During the COVID-19 pandemic, Greenville saw an increase in homelessness.
“I think it was just more sleeping or coming into a business and being in there for two hours but not buying anything,” Bryan said. “Or coming in and going in the bathroom and staying in there for an hour.”
“And that’s not the case now,” he said.
Downtown merchants told Asheville Watchdog that unhoused people remain in downtown Greenville, but tensions have lessened. Crime and drug use are not big concerns downtown, they said.
Bryan said the Merchant Association gives downtown business owners a direct line not only to city officials — the city employs a downtown project manager — but also to homelessness organizations, who now regularly attend monthly merchant meetings.
United Housing Connections, based in Greenville, is the continuum of care lead for Greenville and surrounding counties known as the “Upstate.”

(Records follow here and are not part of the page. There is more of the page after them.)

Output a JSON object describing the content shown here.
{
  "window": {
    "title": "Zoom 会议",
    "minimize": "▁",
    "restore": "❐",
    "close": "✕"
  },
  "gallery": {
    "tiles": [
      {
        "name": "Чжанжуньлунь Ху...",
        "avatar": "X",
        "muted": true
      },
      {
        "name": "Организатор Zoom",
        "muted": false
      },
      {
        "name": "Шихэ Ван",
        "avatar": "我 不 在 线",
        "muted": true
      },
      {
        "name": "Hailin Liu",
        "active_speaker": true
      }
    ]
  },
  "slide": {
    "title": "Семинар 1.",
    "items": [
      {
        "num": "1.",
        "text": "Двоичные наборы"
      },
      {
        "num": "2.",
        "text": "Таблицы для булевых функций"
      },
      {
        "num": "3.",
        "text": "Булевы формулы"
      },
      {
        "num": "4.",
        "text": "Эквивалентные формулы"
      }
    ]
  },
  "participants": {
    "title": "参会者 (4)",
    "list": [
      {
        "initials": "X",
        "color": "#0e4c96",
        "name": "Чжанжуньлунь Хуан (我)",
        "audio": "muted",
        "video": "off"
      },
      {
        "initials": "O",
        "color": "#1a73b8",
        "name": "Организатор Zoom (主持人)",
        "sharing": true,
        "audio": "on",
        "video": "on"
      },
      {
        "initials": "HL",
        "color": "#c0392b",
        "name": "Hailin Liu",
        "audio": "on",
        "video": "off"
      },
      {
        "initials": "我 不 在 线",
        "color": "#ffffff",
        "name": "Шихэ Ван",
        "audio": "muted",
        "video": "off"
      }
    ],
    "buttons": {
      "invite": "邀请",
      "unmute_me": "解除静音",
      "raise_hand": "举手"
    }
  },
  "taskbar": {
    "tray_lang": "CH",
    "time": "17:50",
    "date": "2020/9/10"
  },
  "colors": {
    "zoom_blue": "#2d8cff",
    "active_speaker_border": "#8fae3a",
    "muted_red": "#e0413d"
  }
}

It builds, owns and manages affordable housing for low-income people.
UHC works closely with the Greenville Homeless Alliance, a nonprofit with 120 members representing over 60 public and private organizations.
The Alliance formed in 2015 with the publication of a whitepaper that found a “lack of shared vision and approach, a lack of systemic and deep … collaboration.”
“Cooperative efforts exist, but in response to an urgent need rather than as an operating norm,” the report found.
The Alliance was still relatively new when in 2017 concerns about the “triangle” heated up over expansion plans by one of the homeless services providers and out-of-town charities bringing in food, generating complaints about increasing crime and trash.
The Alliance arranged to bring in attorneys from a nonprofit mediation center.
“It actually worked,” said Susan McLarty, director of the Alliance. “Our mayor at the time … said it was the one of the most successful community engagement processes he’d ever seen.”
The Alliance remains a leading force behind ending homelessness in Greenville. UHC, the arm of the federally regulated response to homelessness, provides quarterly reports to the Alliance and its partners, ensuring that every organization is on the same page.
“We call ourselves a convener and a connector,” McLarty said. “When you put different minds together you are always going to come up with a better solution.”
Downtown, Greenville and UHC collaborated on a way to address panhandling in a 2020 campaign the city described as “a better way to help.” About a dozen signs are posted around the city with a QR code leading to a page suggesting donations to the homeless service providers.
“Tourism is big for Greenville, and so we have a lot of visitors,” said Cameron Campbell, Greenville’s downtown project manager. “Not only are our citizens extremely caring and compassionate, our visitors are, too.”
Campbell said the city worked with municipalities in Canada, Florida, and other states to create the initiative. The Greenville Homeless Alliance recently created a video on how to understand and react to panhandling.
The sign project has “probably been more impactful because it is so visible,” Campbell said.
“I just got a donation this morning from somebody in North Carolina,” UHC CEO Loraine Crowl said. “I get them from Dallas. I get it from a lot of places and they’re from visitors that come to Greenville that see those signs and they give.”
In an interview with Asheville Watchdog, Crowl said collaboration is key for Greenville’s response to homelessness.
“Everybody’s in,” Crowl said. “It’s not just service providers, not just the police department, not just the city or county. It’s everybody. It’s a community issue. We preach that constantly.”
Next: Down Town, Part 11: Alternative approaches to treatment options for people with mental illness.
Asheville Watchdog is a 501(c)(3) nonprofit news team producing stories that matter to Asheville and surrounding communities. Andrew R. Jones is a Watchdog investigative reporter. Email firstname.lastname@example.org. Sally Kestin is a Pulitzer Prize-winning investigative reporter. Email email@example.com. John Boyle has been covering news in western North Carolina since the 20th century. Email: firstname.lastname@example.org To show your support for this vital public service go to avlwatchdog.org/donate.